Goltzius’ Portrait of Jan Govertsz van der Aar as St. Luke (1614)

We are all so egocentric that we often forget to think who the viewer is. Artists bank on that one. In this drawing Hendrick Goltzius has drawn Jan Govertsz van der Aar as St. Luke. Most people know Luke as the gospel writer but he was also the patron saint of painters because he was thought to have drawn the Virgin Mary from life.

Click next thumbnail to continue





 

Captions for image(s) above:

Goltzius, Portrait of Jan Govertsz van der Aar as St. Luke (1614) Pen and brown ink on parchment. Kunstsammlungen, Coburg.

Click image to enlarge.

It was a common subject and a good opportunity to paint a self-portrait for public display. At left is Rogier van der Weyden's celebrated painting from the late 1430's in Boston; on the right an altarpiece from the 1560's by Giorgio Vasari.

Click next thumbnail to continue

 

Captions for image(s) above:

L: Detail of Rogier van der Weyden's St. Luke Drawing the Virgin (1435-40) Oil and tempera on panel.

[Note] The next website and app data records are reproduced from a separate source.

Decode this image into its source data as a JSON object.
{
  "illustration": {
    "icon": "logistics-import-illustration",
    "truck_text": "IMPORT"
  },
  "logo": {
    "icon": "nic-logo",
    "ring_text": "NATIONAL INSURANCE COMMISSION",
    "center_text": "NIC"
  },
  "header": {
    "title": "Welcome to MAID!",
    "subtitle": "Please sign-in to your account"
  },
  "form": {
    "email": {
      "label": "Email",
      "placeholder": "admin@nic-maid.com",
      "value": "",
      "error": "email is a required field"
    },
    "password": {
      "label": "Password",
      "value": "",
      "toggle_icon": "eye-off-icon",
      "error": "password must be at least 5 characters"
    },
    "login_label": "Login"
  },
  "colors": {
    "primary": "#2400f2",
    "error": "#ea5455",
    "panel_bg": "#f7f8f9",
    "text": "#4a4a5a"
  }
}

Museum of Fine Arts, Boston
R: Detail of Vasari's St. Luke Painting the Virgin and Child, finished by Allessandro Allori (after 1565) Santissima Annunziata, Florence

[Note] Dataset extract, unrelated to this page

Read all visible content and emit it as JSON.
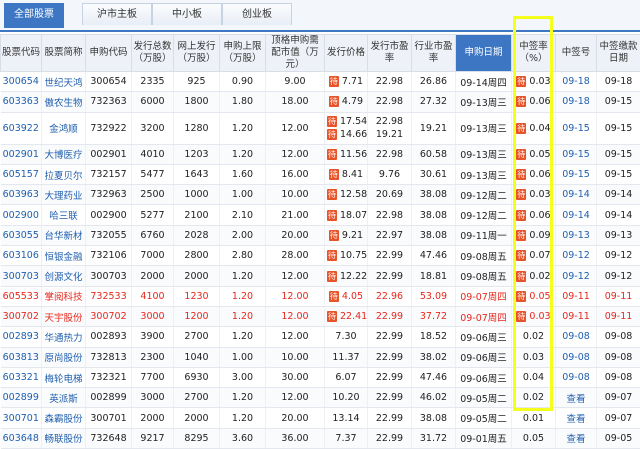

Click image to enlarge.

The first task, as always, is to consider whether the sitter resembles the artist. Here there is not as much similarity as we often see but enough to make a difference: van der Aar is an alter ego of the artist. The evidence is in the messy hair, the similar eyebrows, lips and contour of the jaw. All else is seemingly different but that does not lessen the significance of the intentional similarities.

Click next thumbnail to continue

 

Captions for image(s) above:

L: Detail of Goltzius' Portrait of Jan Govertsz van der Aar...
R: Detail of Goltzius' Self-portrait (1593-5) Chalk and watercolor on paper. Albertina, Vienna.

Click image to enlarge.

Van der Aar is writing as though he is composing his gospel but he holds a pen as the artist would have to make the drawing. That means, as an artist, he is looking at himself in the mirror, drawing himself. His pen is poised next to his pot of ink. A quill lies across the balustrade like one of those knives perched on the edge of a table in Dutch still-life paintings. As in those examples, it suggests that the artist's tool straddles both realities whether represented as an actual pen, a writing instrument or a sharp knife. It is part of the scene in the picture and of the studio outside.

Click next thumbnail to continue

Captions for image(s) above:

Detail of Goltzius' Portrait of Jan Govertsz van der Aar...

Click image to enlarge.

What is so critical to realize here is that the artist making the drawing, facing St. Luke, must be the Virgin. Now we are too, standing where the artist once was. Goltzius thinks of himself as the divinely creative Virgin and his drawing, probably, as an Immaculate Conception using a pun on conception's double meaning. We, too, are creative, a fact made clearer through our own interpretation. We do what the artist did in reverse, unravel his thought. Art encourages independent thinkers to view art like the artist and thereby open our eyes to our own creativity, imagination and spiritual essence. There is Virginal potential in all of us.

 

Captions for image(s) above:

Goltzius, Portrait of Jan Govertsz van der Aar as St. Luke (1614)

Click image to enlarge.

Notes:

Original Publication Date on EPPH: 04 Oct 2013. © Simon Abrahams. Articles on this site are the copyright of Simon Abrahams. To use copyrighted material in print or other media for purposes beyond 'fair use', you must obtain permission from the copyright owner. Websites may link to this page without permission (please do) but may not reproduce the material on their own site without crediting Simon Abrahams and EPPH.